We now know that there are at least as many planets in the galaxy as there are stars, and many of these planets are quite different as we have here in the solar system. Learning the characteristics and personalities of the wide variety of planets requires astronomers to explore those who circle lighter and closer stars where more instruments and more telescopes can be worn.
NASA’s Transiting Exoplanet Survey Satellite Mission, led by MIT’s George Ricker, searches for planets using the same detection technology that Kepler used. TESS circulation, rather than being around the sun, has a close relation to the moon: TESS circles the earth twice for each lunar course. TESS “observation patterns, rather than staring at a part of the sky, will scan almost the entire sky with overlapping field of view (similar to petals on a flower).
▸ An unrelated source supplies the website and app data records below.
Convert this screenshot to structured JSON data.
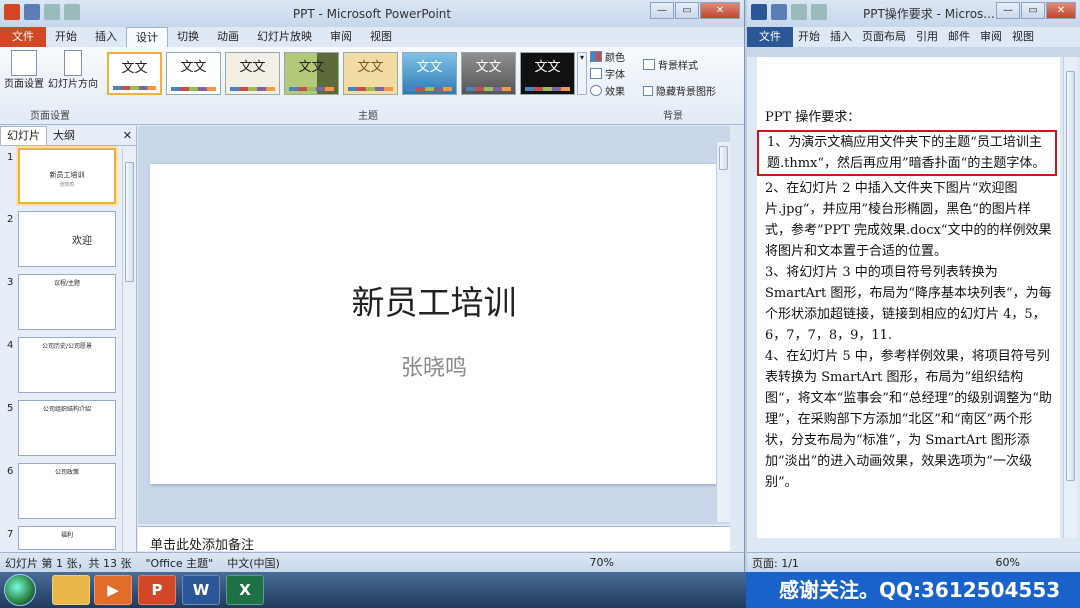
{
  "ppt": {
    "title": "PPT - Microsoft PowerPoint",
    "tabs": [
      "文件",
      "开始",
      "插入",
      "设计",
      "切换",
      "动画",
      "幻灯片放映",
      "审阅",
      "视图"
    ],
    "active_tab": 3,
    "page_setup": {
      "btn1": "页面设置",
      "btn2": "幻灯片方向",
      "group": "页面设置"
    },
    "themes": {
      "sample": "文文",
      "group": "主题",
      "colors": "颜色",
      "fonts": "字体",
      "effects": "效果"
    },
    "background": {
      "style": "背景样式",
      "hide": "隐藏背景图形",
      "group": "背景"
    },
    "pane_tabs": [
      "幻灯片",
      "大纲"
    ],
    "thumbnails": [
      {
        "num": "1",
        "title": "新员工培训",
        "sub": "张晓鸣"
      },
      {
        "num": "2",
        "title": "欢迎"
      },
      {
        "num": "3",
        "title": "议程/主题"
      },
      {
        "num": "4",
        "title": "公司历史/公司愿景"
      },
      {
        "num": "5",
        "title": "公司组织结构介绍"
      },
      {
        "num": "6",
        "title": "公司政策"
      },
      {
        "num": "7",
        "title": "福利"
      }
    ],
    "slide": {
      "title": "新员工培训",
      "subtitle": "张晓鸣"
    },
    "notes_placeholder": "单击此处添加备注",
    "status": {
      "slide": "幻灯片 第 1 张，共 13 张",
      "theme": "\"Office 主题\"",
      "lang": "中文(中国)",
      "zoom": "70%"
    }
  },
  "word": {
    "title": "PPT操作要求 - Micros...",
    "tabs": [
      "文件",
      "开始",
      "插入",
      "页面布局",
      "引用",
      "邮件",
      "审阅",
      "视图"
    ],
    "heading": "PPT 操作要求：",
    "items": [
      "1、为演示文稿应用文件夹下的主题“员工培训主题.thmx“，然后再应用”暗香扑面“的主题字体。",
      "2、在幻灯片 2 中插入文件夹下图片“欢迎图片.jpg“，并应用”棱台形椭圆，黑色“的图片样式，参考”PPT 完成效果.docx“文中的的样例效果将图片和文本置于合适的位置。",
      "3、将幻灯片 3 中的项目符号列表转换为 SmartArt 图形，布局为“降序基本块列表“，为每个形状添加超链接，链接到相应的幻灯片 4，5，6，7，7，8，9，11.",
      "4、在幻灯片 5 中，参考样例效果，将项目符号列表转换为 SmartArt 图形，布局为”组织结构图“，将文本“监事会”和“总经理”的级别调整为“助理”，在采购部下方添加“北区”和“南区”两个形状，分支布局为“标准”，为 SmartArt 图形添加“淡出”的进入动画效果，效果选项为“一次级别”。"
    ],
    "status": {
      "page": "页面: 1/1",
      "zoom": "60%"
    }
  },
  "banner": "感谢关注。QQ:3612504553"
}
Given what we learned from Kepler, astronomers TESS are expected to find thousands of more planetary systems. By mapping the entire sky we find systems that circle stars 10 times closer and 100 times lighter than those found by Kepler – opens new possibilities to measure planetary masses and densities, study the atmosphere, characterize the host stars and fully establish the nature of the systems where the planets live . This information will in turn tell us more about our own planetary history, how life may have begun, what fate we avoided and what other ways we could have followed.
The mission to find our place in the universe continues as Kepler ends his leg of the journey and TESS takes the relay.
Jason Steffen is a deputy professor of physics and astronomy at the University of Nevada, Las Vegas. This article was originally presented at The Conversation.